Daily Archives: 27th October

Unsolved: Why is the Sun so hot?

The corona of the Sun is a layer of plasma that extends millions of kilometres into space above the Sun’s surface.

The problem is that the temperature of the corona is between one and three million kelvin, whilst the temperature of the surface is much, much cooler, only about 6000K.

There doesn’t seem to be any good explanation as to why the region above the surface is hotter than the surface itself. The Second Law of Thermodynamics says that thermal energy cannot flow from the cool surface to the hot corona so a different explanation is needed.

There are two competing theories as to what is responsible: wave heating, and magnetic reconnection. The first, wave heating, says that energy is transferred by waves in the plasma a bit like sound waves; the second, magnetic reconnection says that energy is released as electrical currents induced by the collapse of the Sun’s magnetic field. This is the same phenomena that creates coronal loops like the one shown in the photograph below.
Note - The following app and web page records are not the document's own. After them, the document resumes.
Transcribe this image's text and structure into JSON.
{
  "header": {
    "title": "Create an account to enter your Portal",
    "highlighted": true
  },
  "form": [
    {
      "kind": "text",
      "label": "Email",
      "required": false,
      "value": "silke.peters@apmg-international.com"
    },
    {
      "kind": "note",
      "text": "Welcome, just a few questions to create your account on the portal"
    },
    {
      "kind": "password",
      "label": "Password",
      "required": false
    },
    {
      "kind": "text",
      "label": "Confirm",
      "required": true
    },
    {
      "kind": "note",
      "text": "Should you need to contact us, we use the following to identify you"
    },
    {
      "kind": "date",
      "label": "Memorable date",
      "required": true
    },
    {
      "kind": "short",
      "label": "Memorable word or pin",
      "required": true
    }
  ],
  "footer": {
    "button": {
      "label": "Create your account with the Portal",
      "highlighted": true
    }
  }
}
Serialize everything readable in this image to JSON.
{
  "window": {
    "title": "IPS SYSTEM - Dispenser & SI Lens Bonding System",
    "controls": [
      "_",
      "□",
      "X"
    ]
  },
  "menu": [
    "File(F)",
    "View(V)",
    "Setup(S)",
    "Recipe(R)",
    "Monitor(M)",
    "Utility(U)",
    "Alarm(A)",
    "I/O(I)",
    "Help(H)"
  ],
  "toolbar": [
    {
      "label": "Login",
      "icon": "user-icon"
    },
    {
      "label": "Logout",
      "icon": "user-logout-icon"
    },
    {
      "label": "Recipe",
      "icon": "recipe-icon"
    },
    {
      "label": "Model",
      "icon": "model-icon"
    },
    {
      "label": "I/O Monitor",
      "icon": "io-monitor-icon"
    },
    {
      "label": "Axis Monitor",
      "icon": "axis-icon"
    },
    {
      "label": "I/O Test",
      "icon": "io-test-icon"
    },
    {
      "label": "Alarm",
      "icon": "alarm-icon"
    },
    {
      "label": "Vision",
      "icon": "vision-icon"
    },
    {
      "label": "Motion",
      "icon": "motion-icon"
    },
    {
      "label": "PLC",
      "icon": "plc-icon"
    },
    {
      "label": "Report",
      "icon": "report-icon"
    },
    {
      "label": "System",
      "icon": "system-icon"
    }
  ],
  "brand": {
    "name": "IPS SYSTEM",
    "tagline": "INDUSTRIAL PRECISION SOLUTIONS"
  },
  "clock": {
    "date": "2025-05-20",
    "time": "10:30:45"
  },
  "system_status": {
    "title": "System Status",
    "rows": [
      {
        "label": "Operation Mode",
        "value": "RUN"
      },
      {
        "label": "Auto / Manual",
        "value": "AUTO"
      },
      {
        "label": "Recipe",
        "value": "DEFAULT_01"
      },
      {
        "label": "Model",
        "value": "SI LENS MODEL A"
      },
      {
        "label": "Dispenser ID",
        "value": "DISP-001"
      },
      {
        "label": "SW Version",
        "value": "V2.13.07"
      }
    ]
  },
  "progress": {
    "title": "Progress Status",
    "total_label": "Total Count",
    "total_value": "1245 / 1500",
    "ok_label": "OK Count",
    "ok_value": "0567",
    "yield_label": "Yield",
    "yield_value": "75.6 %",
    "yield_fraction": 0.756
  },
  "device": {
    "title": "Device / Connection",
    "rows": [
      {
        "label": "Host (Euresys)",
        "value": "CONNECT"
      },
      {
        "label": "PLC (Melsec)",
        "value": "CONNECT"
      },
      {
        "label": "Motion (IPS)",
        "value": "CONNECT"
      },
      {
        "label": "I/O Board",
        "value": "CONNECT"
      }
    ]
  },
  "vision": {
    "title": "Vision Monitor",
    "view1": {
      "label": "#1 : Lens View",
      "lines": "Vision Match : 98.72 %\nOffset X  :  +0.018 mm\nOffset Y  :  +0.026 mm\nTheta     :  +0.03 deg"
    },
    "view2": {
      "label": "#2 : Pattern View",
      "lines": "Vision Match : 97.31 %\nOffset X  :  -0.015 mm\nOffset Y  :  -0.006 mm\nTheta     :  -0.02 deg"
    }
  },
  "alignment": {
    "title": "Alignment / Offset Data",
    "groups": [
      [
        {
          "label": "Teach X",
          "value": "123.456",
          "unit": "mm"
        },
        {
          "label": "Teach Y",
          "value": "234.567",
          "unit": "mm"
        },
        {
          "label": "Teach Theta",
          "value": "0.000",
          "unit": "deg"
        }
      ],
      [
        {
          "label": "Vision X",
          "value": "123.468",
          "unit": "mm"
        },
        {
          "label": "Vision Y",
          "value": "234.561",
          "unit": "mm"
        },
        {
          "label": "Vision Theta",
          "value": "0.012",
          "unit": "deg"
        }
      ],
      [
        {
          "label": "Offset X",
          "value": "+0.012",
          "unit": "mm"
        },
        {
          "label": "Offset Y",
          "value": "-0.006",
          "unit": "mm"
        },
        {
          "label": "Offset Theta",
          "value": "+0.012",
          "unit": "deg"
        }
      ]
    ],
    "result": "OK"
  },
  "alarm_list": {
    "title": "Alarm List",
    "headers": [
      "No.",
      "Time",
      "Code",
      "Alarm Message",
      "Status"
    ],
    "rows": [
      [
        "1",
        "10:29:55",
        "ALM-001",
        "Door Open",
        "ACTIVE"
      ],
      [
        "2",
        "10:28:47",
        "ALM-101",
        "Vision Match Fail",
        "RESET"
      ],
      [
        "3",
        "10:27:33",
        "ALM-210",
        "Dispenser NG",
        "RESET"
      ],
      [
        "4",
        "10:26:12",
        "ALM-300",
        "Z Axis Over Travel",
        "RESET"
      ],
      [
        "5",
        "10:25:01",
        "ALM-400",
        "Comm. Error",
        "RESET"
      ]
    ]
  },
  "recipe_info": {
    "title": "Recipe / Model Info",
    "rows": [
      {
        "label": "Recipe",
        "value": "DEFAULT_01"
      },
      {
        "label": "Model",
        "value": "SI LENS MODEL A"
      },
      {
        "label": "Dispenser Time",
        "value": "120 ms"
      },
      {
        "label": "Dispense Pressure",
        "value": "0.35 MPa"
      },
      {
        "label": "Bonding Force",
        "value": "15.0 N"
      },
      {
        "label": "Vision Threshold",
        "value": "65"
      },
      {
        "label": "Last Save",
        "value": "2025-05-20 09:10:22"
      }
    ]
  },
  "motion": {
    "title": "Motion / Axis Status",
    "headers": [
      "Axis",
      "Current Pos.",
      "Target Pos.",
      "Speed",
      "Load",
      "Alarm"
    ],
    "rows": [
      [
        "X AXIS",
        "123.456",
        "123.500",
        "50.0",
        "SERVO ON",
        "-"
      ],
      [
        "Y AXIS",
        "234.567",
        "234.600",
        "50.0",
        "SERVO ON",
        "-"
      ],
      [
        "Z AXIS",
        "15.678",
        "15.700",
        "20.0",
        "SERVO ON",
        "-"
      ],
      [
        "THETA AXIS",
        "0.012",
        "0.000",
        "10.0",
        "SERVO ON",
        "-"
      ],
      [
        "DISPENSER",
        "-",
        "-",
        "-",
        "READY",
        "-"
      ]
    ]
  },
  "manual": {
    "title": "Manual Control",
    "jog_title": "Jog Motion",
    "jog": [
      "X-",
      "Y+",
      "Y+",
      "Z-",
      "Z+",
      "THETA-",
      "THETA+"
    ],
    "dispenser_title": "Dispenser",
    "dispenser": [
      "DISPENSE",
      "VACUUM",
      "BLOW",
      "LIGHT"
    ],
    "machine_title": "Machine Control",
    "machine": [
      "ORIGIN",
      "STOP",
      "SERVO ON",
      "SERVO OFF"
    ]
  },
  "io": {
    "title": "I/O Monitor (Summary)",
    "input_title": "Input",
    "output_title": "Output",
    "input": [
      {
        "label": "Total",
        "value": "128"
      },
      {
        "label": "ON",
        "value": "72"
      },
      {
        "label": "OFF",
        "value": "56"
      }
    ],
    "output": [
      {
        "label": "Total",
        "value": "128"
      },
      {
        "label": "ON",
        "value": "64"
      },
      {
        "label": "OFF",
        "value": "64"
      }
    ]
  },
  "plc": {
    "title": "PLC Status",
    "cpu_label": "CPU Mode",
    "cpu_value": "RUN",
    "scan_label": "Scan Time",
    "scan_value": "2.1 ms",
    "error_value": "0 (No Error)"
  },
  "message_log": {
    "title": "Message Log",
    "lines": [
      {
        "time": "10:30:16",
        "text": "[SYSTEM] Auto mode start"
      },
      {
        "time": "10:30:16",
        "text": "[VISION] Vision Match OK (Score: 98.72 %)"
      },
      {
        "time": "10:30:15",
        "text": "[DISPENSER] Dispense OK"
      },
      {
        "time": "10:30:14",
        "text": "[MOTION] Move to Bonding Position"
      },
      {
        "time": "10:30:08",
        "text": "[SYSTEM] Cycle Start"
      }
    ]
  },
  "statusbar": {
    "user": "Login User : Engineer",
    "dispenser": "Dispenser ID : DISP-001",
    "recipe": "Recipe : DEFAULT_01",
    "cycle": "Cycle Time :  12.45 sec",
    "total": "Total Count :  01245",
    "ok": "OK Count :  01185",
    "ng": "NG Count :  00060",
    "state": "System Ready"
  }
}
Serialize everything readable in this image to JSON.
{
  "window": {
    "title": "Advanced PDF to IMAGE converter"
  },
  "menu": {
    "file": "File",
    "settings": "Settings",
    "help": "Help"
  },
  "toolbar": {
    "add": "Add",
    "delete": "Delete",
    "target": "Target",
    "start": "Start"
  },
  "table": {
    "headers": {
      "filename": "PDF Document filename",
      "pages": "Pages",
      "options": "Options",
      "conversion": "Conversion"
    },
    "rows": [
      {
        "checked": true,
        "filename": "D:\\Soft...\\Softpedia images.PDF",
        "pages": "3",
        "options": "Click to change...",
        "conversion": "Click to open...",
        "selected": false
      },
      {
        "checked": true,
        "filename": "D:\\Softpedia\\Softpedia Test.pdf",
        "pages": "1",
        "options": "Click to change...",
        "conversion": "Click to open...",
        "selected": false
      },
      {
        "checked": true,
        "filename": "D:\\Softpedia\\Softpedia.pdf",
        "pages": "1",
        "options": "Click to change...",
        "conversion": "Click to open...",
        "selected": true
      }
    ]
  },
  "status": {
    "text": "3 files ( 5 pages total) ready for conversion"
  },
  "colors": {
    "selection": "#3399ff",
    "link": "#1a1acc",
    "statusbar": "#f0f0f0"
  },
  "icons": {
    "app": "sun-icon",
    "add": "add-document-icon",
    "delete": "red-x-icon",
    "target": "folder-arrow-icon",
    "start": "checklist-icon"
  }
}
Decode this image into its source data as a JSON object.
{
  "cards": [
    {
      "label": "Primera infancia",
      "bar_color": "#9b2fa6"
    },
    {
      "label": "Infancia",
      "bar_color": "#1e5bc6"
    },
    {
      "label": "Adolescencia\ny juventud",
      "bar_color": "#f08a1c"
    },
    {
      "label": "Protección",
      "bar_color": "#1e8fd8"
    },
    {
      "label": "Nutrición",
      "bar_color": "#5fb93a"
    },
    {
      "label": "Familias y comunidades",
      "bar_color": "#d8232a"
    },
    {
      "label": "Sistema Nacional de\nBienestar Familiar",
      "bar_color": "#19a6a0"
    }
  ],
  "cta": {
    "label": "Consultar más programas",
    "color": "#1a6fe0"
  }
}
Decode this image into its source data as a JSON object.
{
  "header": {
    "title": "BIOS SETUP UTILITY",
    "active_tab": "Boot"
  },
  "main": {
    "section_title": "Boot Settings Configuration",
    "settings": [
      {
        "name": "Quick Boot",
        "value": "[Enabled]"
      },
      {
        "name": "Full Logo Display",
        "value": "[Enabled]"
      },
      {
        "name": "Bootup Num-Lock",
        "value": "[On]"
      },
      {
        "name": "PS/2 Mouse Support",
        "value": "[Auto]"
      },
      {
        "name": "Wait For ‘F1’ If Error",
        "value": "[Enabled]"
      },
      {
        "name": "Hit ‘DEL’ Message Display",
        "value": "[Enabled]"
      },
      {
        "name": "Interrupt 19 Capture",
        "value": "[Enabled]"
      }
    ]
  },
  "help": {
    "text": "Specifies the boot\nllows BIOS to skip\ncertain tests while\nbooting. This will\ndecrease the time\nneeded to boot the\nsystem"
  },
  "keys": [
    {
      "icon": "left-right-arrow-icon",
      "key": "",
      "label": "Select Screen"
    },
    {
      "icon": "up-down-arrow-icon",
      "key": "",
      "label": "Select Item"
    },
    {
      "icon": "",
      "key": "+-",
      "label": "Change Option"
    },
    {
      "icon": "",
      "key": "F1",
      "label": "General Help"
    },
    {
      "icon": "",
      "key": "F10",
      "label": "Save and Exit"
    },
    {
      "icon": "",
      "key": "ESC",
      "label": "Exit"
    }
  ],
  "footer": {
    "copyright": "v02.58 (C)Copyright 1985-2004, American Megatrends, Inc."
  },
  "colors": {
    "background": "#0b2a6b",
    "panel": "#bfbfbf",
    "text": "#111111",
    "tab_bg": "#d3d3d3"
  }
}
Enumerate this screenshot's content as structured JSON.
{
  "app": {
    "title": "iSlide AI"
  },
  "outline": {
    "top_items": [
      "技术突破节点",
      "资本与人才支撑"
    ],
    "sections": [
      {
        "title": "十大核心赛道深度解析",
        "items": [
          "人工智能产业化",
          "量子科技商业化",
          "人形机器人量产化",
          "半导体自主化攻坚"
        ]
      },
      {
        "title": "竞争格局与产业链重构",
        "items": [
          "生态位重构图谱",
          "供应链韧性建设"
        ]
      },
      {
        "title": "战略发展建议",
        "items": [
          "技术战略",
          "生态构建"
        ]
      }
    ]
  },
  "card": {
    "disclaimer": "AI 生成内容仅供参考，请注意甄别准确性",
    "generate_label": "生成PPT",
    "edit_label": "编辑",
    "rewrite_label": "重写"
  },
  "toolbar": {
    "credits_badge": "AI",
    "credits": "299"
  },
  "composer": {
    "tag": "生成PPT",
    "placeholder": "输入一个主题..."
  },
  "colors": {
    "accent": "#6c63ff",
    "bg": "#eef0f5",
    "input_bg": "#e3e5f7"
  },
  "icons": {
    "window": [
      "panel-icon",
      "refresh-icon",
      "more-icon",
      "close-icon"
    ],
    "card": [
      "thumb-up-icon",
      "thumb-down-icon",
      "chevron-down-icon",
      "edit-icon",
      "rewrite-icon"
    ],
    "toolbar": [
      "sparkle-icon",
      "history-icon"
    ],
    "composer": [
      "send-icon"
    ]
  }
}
Most scientists think that a combination of the two theories is responsible; it is hoped that NASA’s Solar Probe+ will solve the coronal heating problem for good.